About an hour and half after leaving him in the cell, Sgt. Daniel Hopkins and two jailers returned to Sabbie’s cell to take pictures as required by LaSalle’s use of force policy.
The guards found him on the floor on his back. His pants were pulled down and his genitals exposed. A medical expert who reviewed the photos said it appeared that Sabbie was already dead. His body was found in the same position the next morning.
On the morning of July 22, jailers discovered Sabbie dead. He had been laying in the cell for about 12 hours. An autopsy found that he died of a heart attack. By then, he had been dead for hours.
Temporary licenses, faulty paperwork — and an extended contract
In the photos, a white substance is coming out of his nose, which the medical expert said was most likely lung fluid.
None of the guards requested medical help. The judge concluded it was further evidence of the guards’ “deliberate indifference” to Sabbie’s deteriorating condition.

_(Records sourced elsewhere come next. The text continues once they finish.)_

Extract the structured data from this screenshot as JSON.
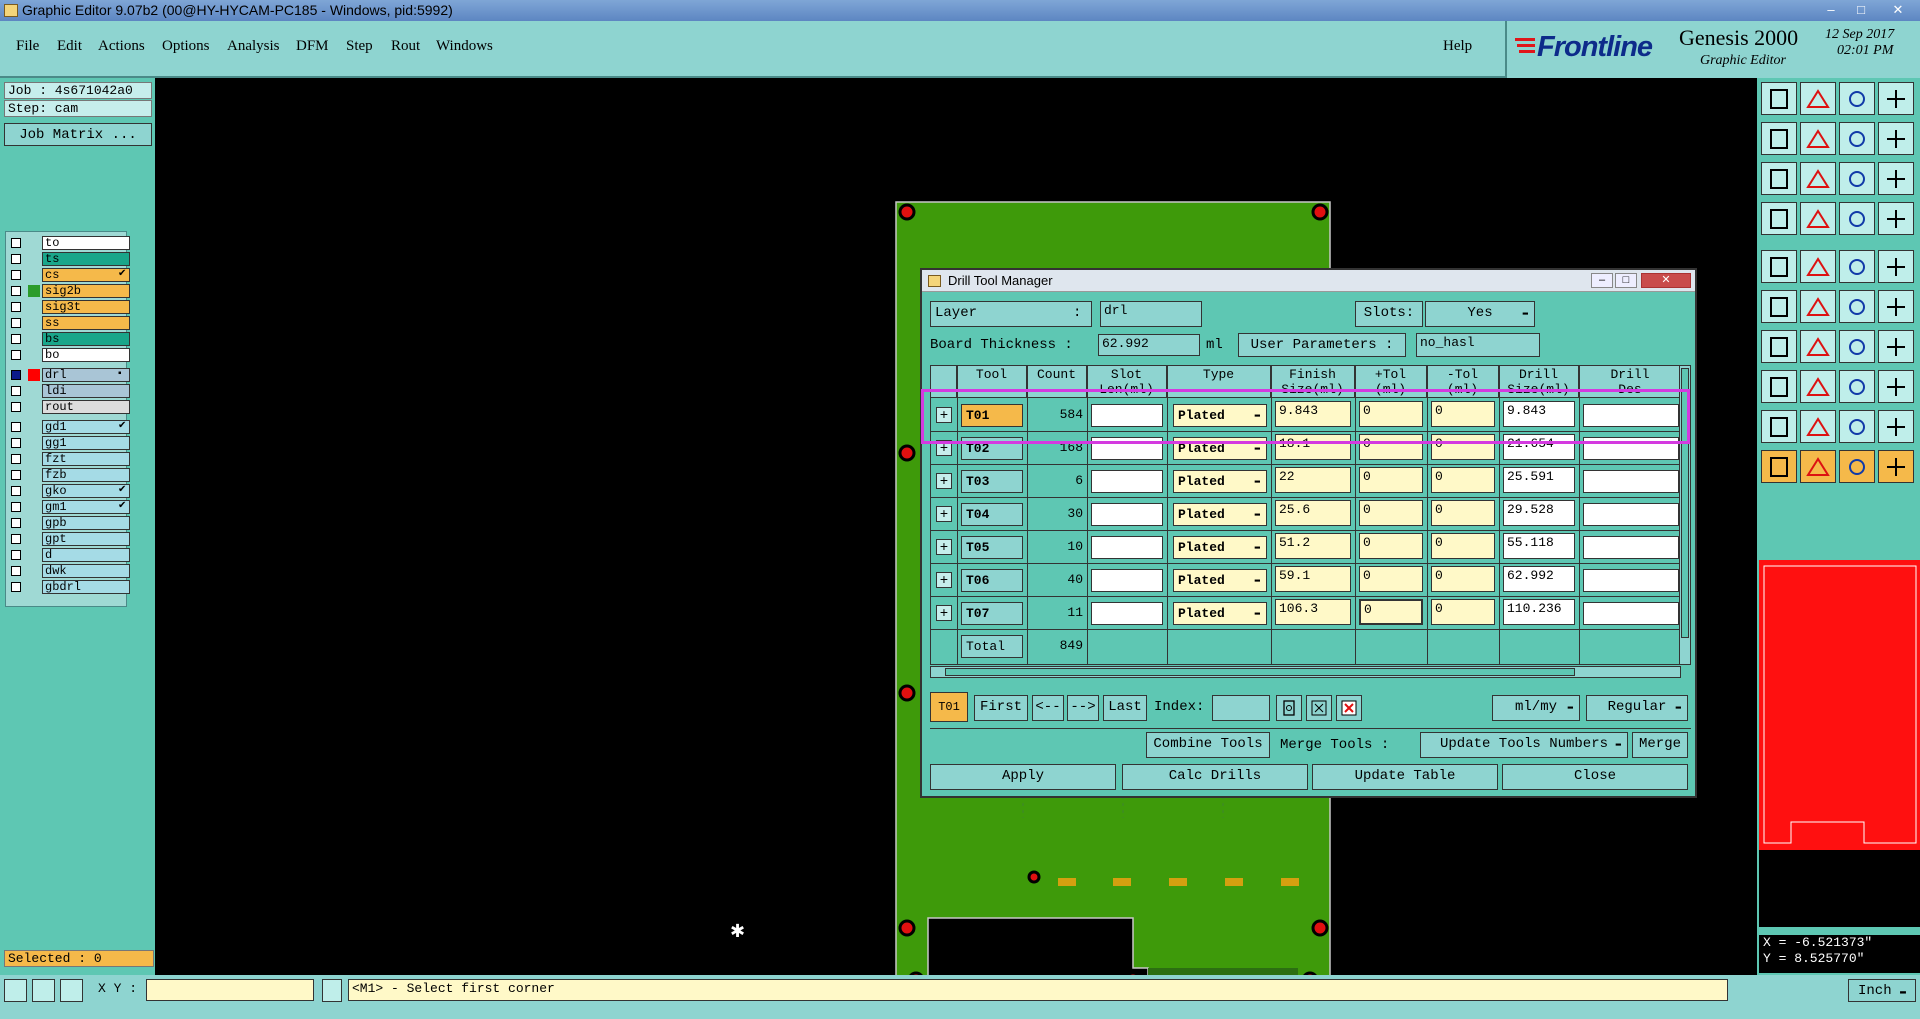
{
  "window": {
    "title": "Graphic Editor 9.07b2 (00@HY-HYCAM-PC185 - Windows, pid:5992)",
    "min_glyph": "–",
    "max_glyph": "□",
    "close_glyph": "✕"
  },
  "menu": {
    "file": "File",
    "edit": "Edit",
    "actions": "Actions",
    "options": "Options",
    "analysis": "Analysis",
    "dfm": "DFM",
    "step": "Step",
    "rout": "Rout",
    "windows": "Windows",
    "help": "Help"
  },
  "brand": {
    "logo": "Frontline",
    "product": "Genesis 2000",
    "subtitle": "Graphic Editor",
    "date": "12 Sep 2017",
    "time": "02:01 PM"
  },
  "left": {
    "job": "Job : 4s671042a0",
    "step": "Step: cam",
    "job_matrix": "Job Matrix ...",
    "selected": "Selected : 0",
    "layers": [
      {
        "name": "to",
        "color": "#ffffff"
      },
      {
        "name": "ts",
        "color": "#1aa68a"
      },
      {
        "name": "cs",
        "color": "#f5b94a",
        "mark": "✔"
      },
      {
        "name": "sig2b",
        "color": "#f5b94a",
        "sw": "#2c9c2c"
      },
      {
        "name": "sig3t",
        "color": "#f5b94a"
      },
      {
        "name": "ss",
        "color": "#f5b94a"
      },
      {
        "name": "bs",
        "color": "#1aa68a"
      },
      {
        "name": "bo",
        "color": "#ffffff"
      },
      {
        "name": "drl",
        "color": "#a9c5d6",
        "sw": "#ff0000",
        "mark": "▪",
        "sel": true
      },
      {
        "name": "ldi",
        "color": "#a9c5d6"
      },
      {
        "name": "rout",
        "color": "#dddddd"
      },
      {
        "name": "gd1",
        "color": "#a5dbe6",
        "mark": "✔"
      },
      {
        "name": "gg1",
        "color": "#a5dbe6"
      },
      {
        "name": "fzt",
        "color": "#a5dbe6"
      },
      {
        "name": "fzb",
        "color": "#a5dbe6"
      },
      {
        "name": "gko",
        "color": "#a5dbe6",
        "mark": "✔"
      },
      {
        "name": "gm1",
        "color": "#a5dbe6",
        "mark": "✔"
      },
      {
        "name": "gpb",
        "color": "#a5dbe6"
      },
      {
        "name": "gpt",
        "color": "#a5dbe6"
      },
      {
        "name": "d",
        "color": "#a5dbe6"
      },
      {
        "name": "dwk",
        "color": "#a5dbe6"
      },
      {
        "name": "gbdrl",
        "color": "#a5dbe6"
      }
    ]
  },
  "status": {
    "xy_label": "X Y :",
    "xy_value": "",
    "message": "<M1> - Select first corner",
    "units": "Inch"
  },
  "coords": {
    "x": "X = -6.521373\"",
    "y": "Y = 8.525770\""
  },
  "dialog": {
    "title": "Drill Tool Manager",
    "layer_label": "Layer",
    "layer_colon": ":",
    "layer_value": "drl",
    "slots_label": "Slots:",
    "slots_value": "Yes",
    "thickness_label": "Board Thickness :",
    "thickness_value": "62.992",
    "thickness_unit": "ml",
    "user_params_label": "User Parameters :",
    "user_params_value": "no_hasl",
    "columns": [
      {
        "l1": "",
        "l2": ""
      },
      {
        "l1": "Tool",
        "l2": ""
      },
      {
        "l1": "Count",
        "l2": ""
      },
      {
        "l1": "Slot",
        "l2": "Len(ml)"
      },
      {
        "l1": "Type",
        "l2": ""
      },
      {
        "l1": "Finish",
        "l2": "Size(ml)"
      },
      {
        "l1": "+Tol",
        "l2": "(ml)"
      },
      {
        "l1": "-Tol",
        "l2": "(ml)"
      },
      {
        "l1": "Drill",
        "l2": "Size(ml)"
      },
      {
        "l1": "Drill",
        "l2": "Des"
      }
    ],
    "rows": [
      {
        "tool": "T01",
        "count": "584",
        "slot": "",
        "type": "Plated",
        "finish": "9.843",
        "ptol": "0",
        "mtol": "0",
        "drill": "9.843",
        "des": ""
      },
      {
        "tool": "T02",
        "count": "168",
        "slot": "",
        "type": "Plated",
        "finish": "18.1",
        "ptol": "0",
        "mtol": "0",
        "drill": "21.654",
        "des": ""
      },
      {
        "tool": "T03",
        "count": "6",
        "slot": "",
        "type": "Plated",
        "finish": "22",
        "ptol": "0",
        "mtol": "0",
        "drill": "25.591",
        "des": ""
      },
      {
        "tool": "T04",
        "count": "30",
        "slot": "",
        "type": "Plated",
        "finish": "25.6",
        "ptol": "0",
        "mtol": "0",
        "drill": "29.528",
        "des": ""
      },
      {
        "tool": "T05",
        "count": "10",
        "slot": "",
        "type": "Plated",
        "finish": "51.2",
        "ptol": "0",
        "mtol": "0",
        "drill": "55.118",
        "des": ""
      },
      {
        "tool": "T06",
        "count": "40",
        "slot": "",
        "type": "Plated",
        "finish": "59.1",
        "ptol": "0",
        "mtol": "0",
        "drill": "62.992",
        "des": ""
      },
      {
        "tool": "T07",
        "count": "11",
        "slot": "",
        "type": "Plated",
        "finish": "106.3",
        "ptol": "0",
        "mtol": "0",
        "drill": "110.236",
        "des": ""
      }
    ],
    "total_label": "Total",
    "total_count": "849",
    "nav": {
      "current": "T01",
      "first": "First",
      "prev": "<--",
      "next": "-->",
      "last": "Last",
      "index_label": "Index:",
      "index_value": "",
      "units": "ml/my",
      "mode": "Regular"
    },
    "combine_tools": "Combine Tools",
    "merge_tools_label": "Merge Tools :",
    "merge_option": "Update Tools Numbers",
    "merge_button": "Merge",
    "apply": "Apply",
    "calc_drills": "Calc Drills",
    "update_table": "Update Table",
    "close": "Close"
  },
  "colors": {
    "panel": "#5ec7b3",
    "menu": "#8ed4d0",
    "board": "#3e9a0a",
    "highlight": "#d43ae0",
    "pad": "#e01010",
    "selected_tool": "#f5b94a"
  }
}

Under state regulations, jailers are supposed to check on inmates who are in a segregation cell every half hour. Two LaSalle jailers were later found to have falsified paperwork saying the checks were done when they really hadn’t been.
One of those two jailers had only been working for LaSalle for about three weeks when Sabbie died.

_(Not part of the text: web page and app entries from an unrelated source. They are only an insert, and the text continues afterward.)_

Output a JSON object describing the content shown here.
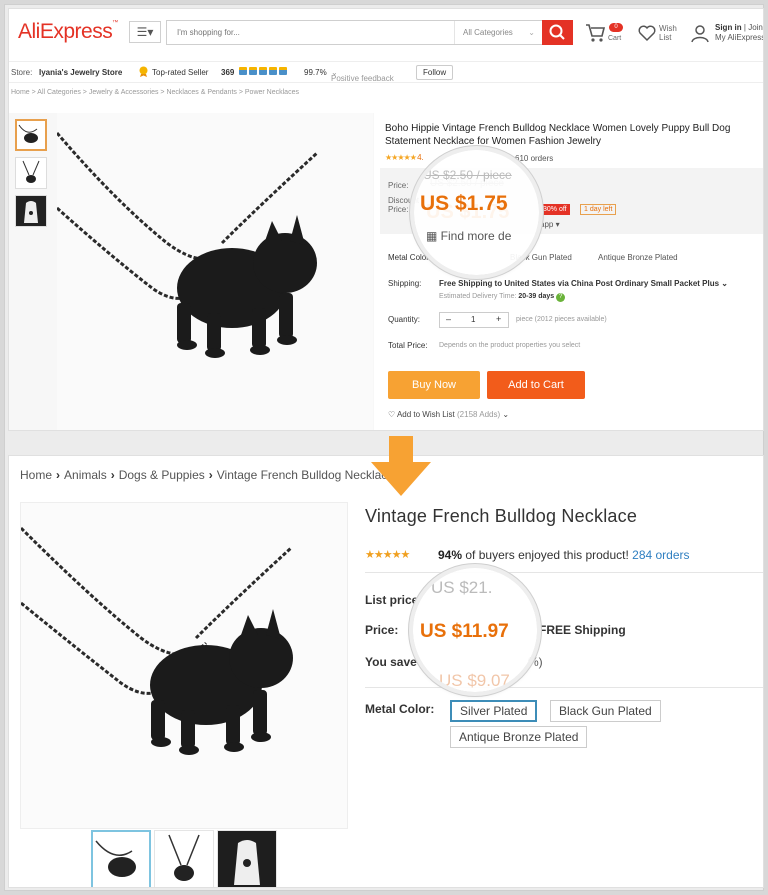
{
  "aliexpress": {
    "logo": "AliExpress",
    "search": {
      "placeholder": "I'm shopping for...",
      "categories": "All Categories"
    },
    "cart": {
      "label": "Cart",
      "count": "0"
    },
    "wish": {
      "line1": "Wish",
      "line2": "List"
    },
    "account": {
      "signin": "Sign in",
      "join": "Join",
      "my": "My AliExpress"
    },
    "store": {
      "label": "Store:",
      "name": "Iyania's Jewelry Store",
      "rated": "Top-rated Seller",
      "score": "369",
      "positive_pct": "99.7%",
      "positive_label": "Positive feedback",
      "follow": "Follow"
    },
    "breadcrumb": [
      "Home",
      "All Categories",
      "Jewelry & Accessories",
      "Necklaces & Pendants",
      "Power Necklaces"
    ],
    "product": {
      "title": "Boho Hippie Vintage French Bulldog Necklace Women Lovely Puppy Bull Dog Statement Necklace for Women Fashion Jewelry",
      "rating_text": "4.",
      "orders": "610 orders",
      "price_label": "Price:",
      "old_price": "US $2.50 / piece",
      "discount_label_1": "Discount",
      "discount_label_2": "Price:",
      "price": "US $1.75",
      "off": "30% off",
      "days_left": "1 day left",
      "app_text": "app",
      "find_more": "Find more de",
      "metal_label": "Metal Color:",
      "metal_options": [
        "Black Gun Plated",
        "Antique Bronze Plated"
      ],
      "shipping_label": "Shipping:",
      "shipping_value": "Free Shipping to United States via China Post Ordinary Small Packet Plus",
      "delivery_label": "Estimated Delivery Time:",
      "delivery_days": "20-39 days",
      "quantity_label": "Quantity:",
      "quantity": "1",
      "pieces": "piece (2012 pieces available)",
      "total_label": "Total Price:",
      "total_value": "Depends on the product properties you select",
      "buy_now": "Buy Now",
      "add_to_cart": "Add to Cart",
      "wishlist": "Add to Wish List",
      "wishlist_count": "(2158 Adds)"
    }
  },
  "shop": {
    "breadcrumb": [
      "Home",
      "Animals",
      "Dogs & Puppies",
      "Vintage French Bulldog Necklace"
    ],
    "title": "Vintage French Bulldog Necklace",
    "enjoy_pct": "94%",
    "enjoy_text": "of buyers enjoyed this product!",
    "orders": "284 orders",
    "list_price_label": "List price",
    "list_price_partial": "US $21.",
    "price_label": "Price:",
    "price": "US $11.97",
    "free_shipping": "FREE Shipping",
    "save_label": "You save",
    "save_partial": "US $9.07",
    "save_pct": "%)",
    "metal_label": "Metal Color:",
    "options": [
      "Silver Plated",
      "Black Gun Plated",
      "Antique Bronze Plated"
    ]
  },
  "colors": {
    "ali_red": "#e43225",
    "price_orange": "#e8700a",
    "link_blue": "#2f7fc1",
    "arrow_orange": "#f7a233"
  }
}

She testified Hopkins told her to leave Sabbie alone. Several times that night, she said she looked in the cell and saw Sabbie lying on the ground. His pants were still pulled down and his genitals were showing.
She said based on what she had been taught, she thought as long as she could “detect breathing or respiration, there was no need to call medical help,” according the judge’s ruling.

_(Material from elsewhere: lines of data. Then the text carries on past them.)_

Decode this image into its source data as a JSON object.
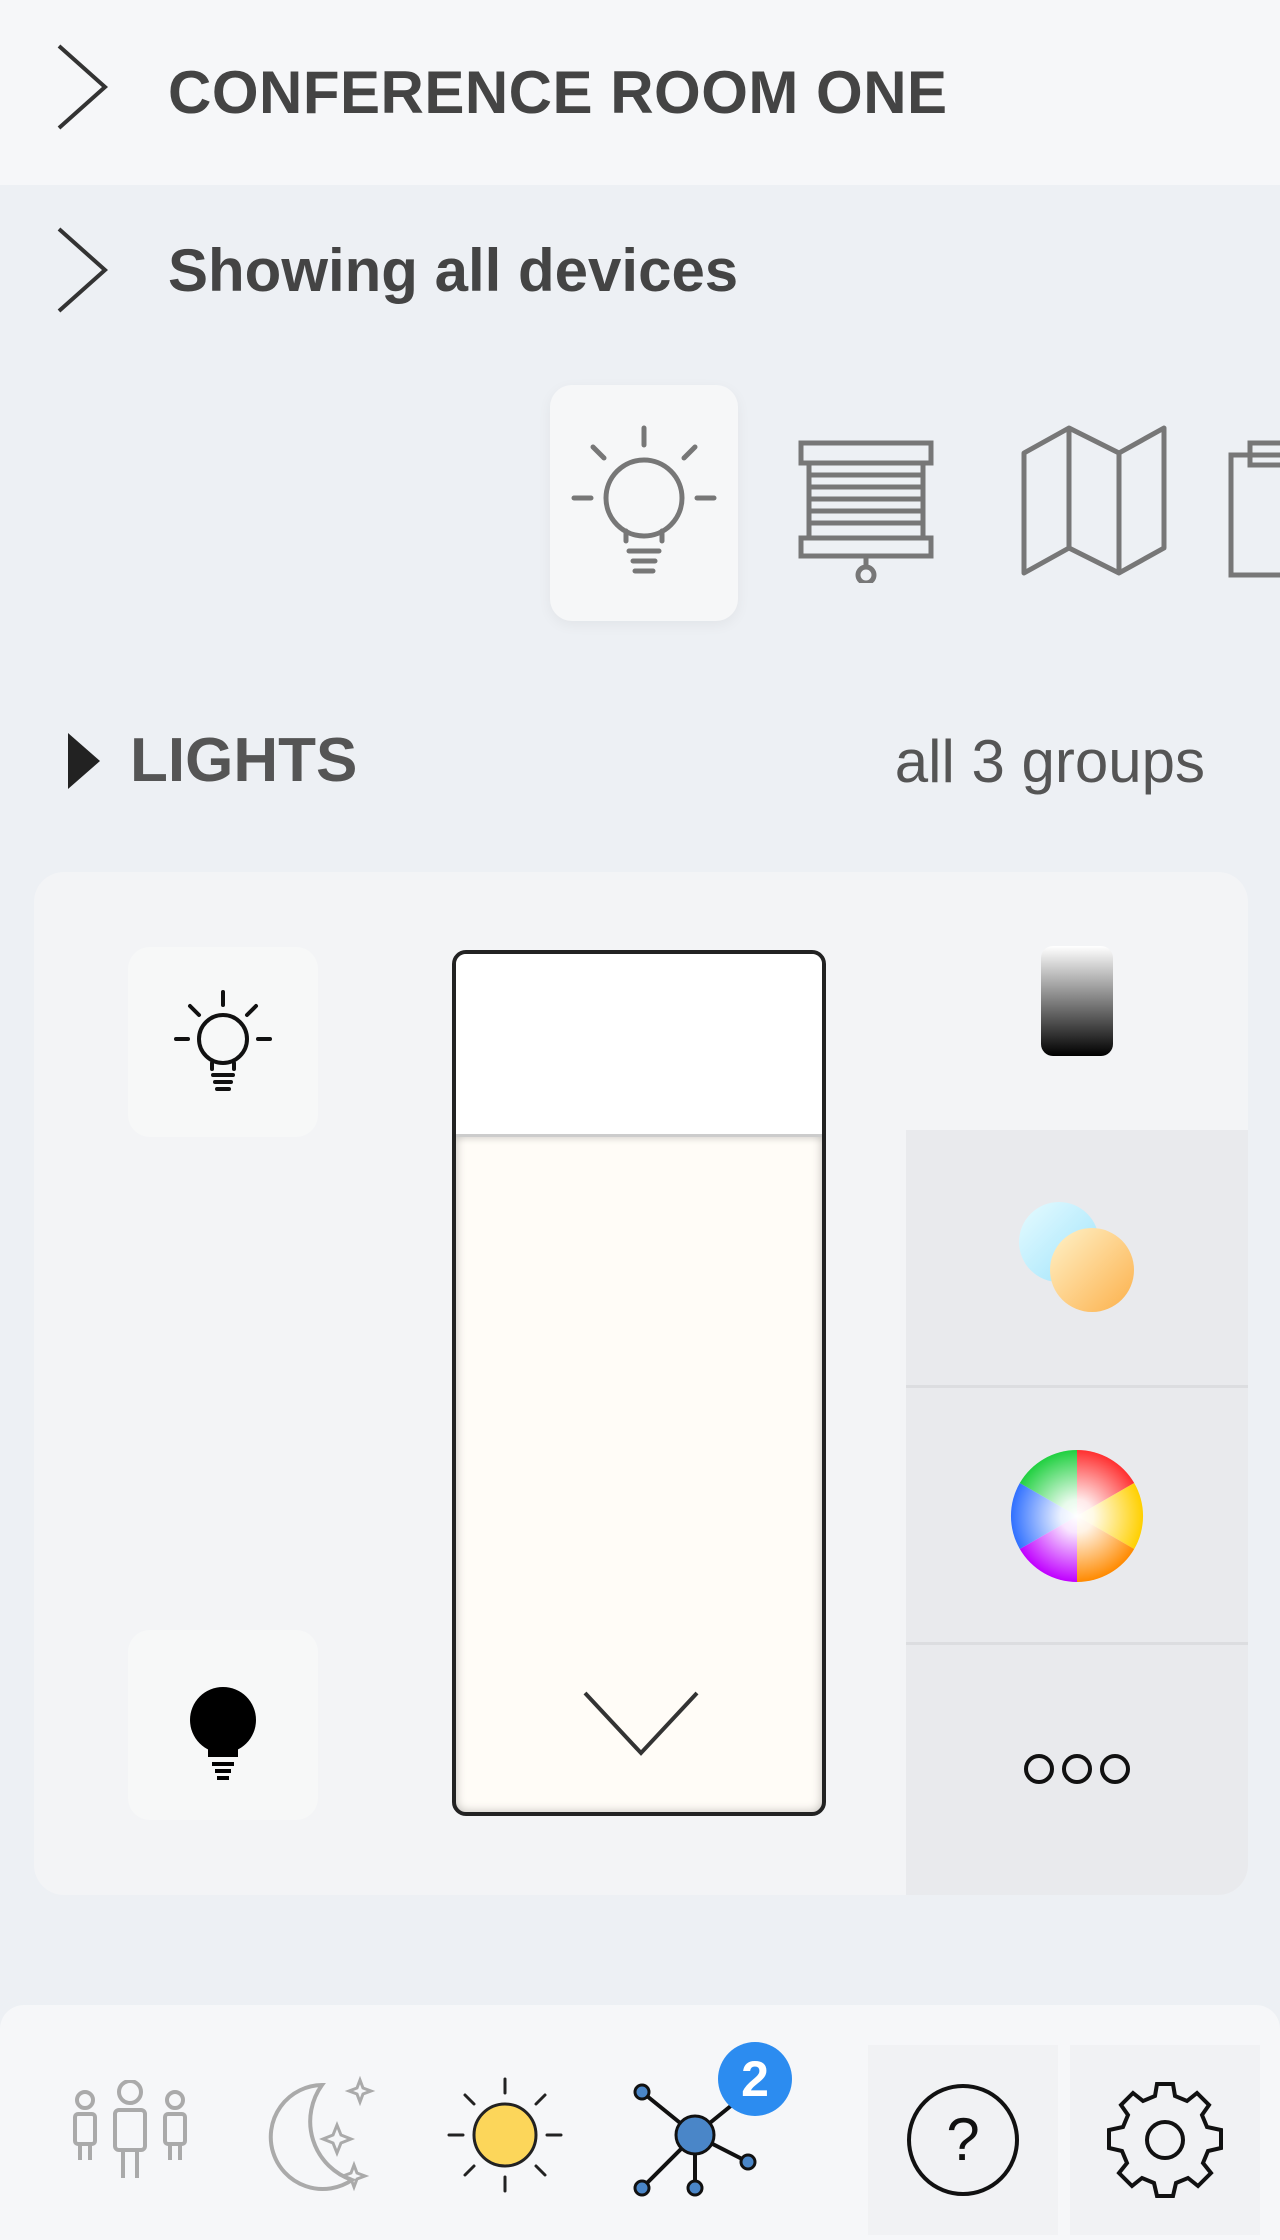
{
  "room": {
    "name": "CONFERENCE ROOM ONE"
  },
  "filter": {
    "label": "Showing all devices"
  },
  "categories": [
    {
      "name": "lights",
      "active": true
    },
    {
      "name": "projector-screen",
      "active": false
    },
    {
      "name": "map",
      "active": false
    },
    {
      "name": "clipboard",
      "active": false
    }
  ],
  "section": {
    "title": "LIGHTS",
    "count": "all 3 groups"
  },
  "light_control": {
    "level_indicator": "full",
    "modes": [
      "brightness-icon",
      "color-temperature-icon",
      "color-wheel-icon",
      "more-options-icon"
    ]
  },
  "bottom_bar": {
    "items": [
      "presence-icon",
      "night-scene-icon",
      "day-scene-icon",
      "network-icon",
      "help-icon",
      "settings-icon"
    ],
    "network_badge": "2"
  },
  "colors": {
    "accent": "#2c8cf0",
    "sun": "#fcd65a",
    "network_node": "#4a86c8"
  }
}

The jailer also testified she was trained to fill out paperwork saying security checks were done, even if they were not. Another jailer who was supposed to be checking on Sabbie testified that it was “normal practice” to write down checks and then leave them even if an officer did not do all of them. He said he had done it “countless times.”
The jailer, who on the job for three weeks, had what’s known as a temporary license and had not completed her state-mandated training. Guards can work in a jail with a temporary license with no training required for up to a year.
The jailer testified that she received five days of classroom training but that her five days of on-the-job training was cut to two days because the jail was understaffed. Yet jail records indicated she had received all five days on the job training. She said jailers signed that they had received the training before it even started.
Jailers testified that LaSalle gave them no training to recognize the potential signs that inmates may be in medical distress. Inmates like Sabbie who did need additional medical monitoring were placed in medical observation cells where they were monitored not by medical personnel but guards with no medical training.
“Not only is there evidence LaSalle failed to train its officers on their constitutional obligations, there is also evidence Lasalle affirmatively taught its officers not to summon care so long as the inmates were ‘alive and breathing,’” the judge wrote.
Craven rejected a motion filed by Bowie County and Texarkana, Ark. seeking to remove themselves from the lawsuit. The county and city entered into contracts with LaSalle is solely responsible for the operations of the jail. The judge concluded the city and the county cannot contract away their liability.
LaSalle took over operations of the jail in 2013. The county extended the company’s contract for another year last month.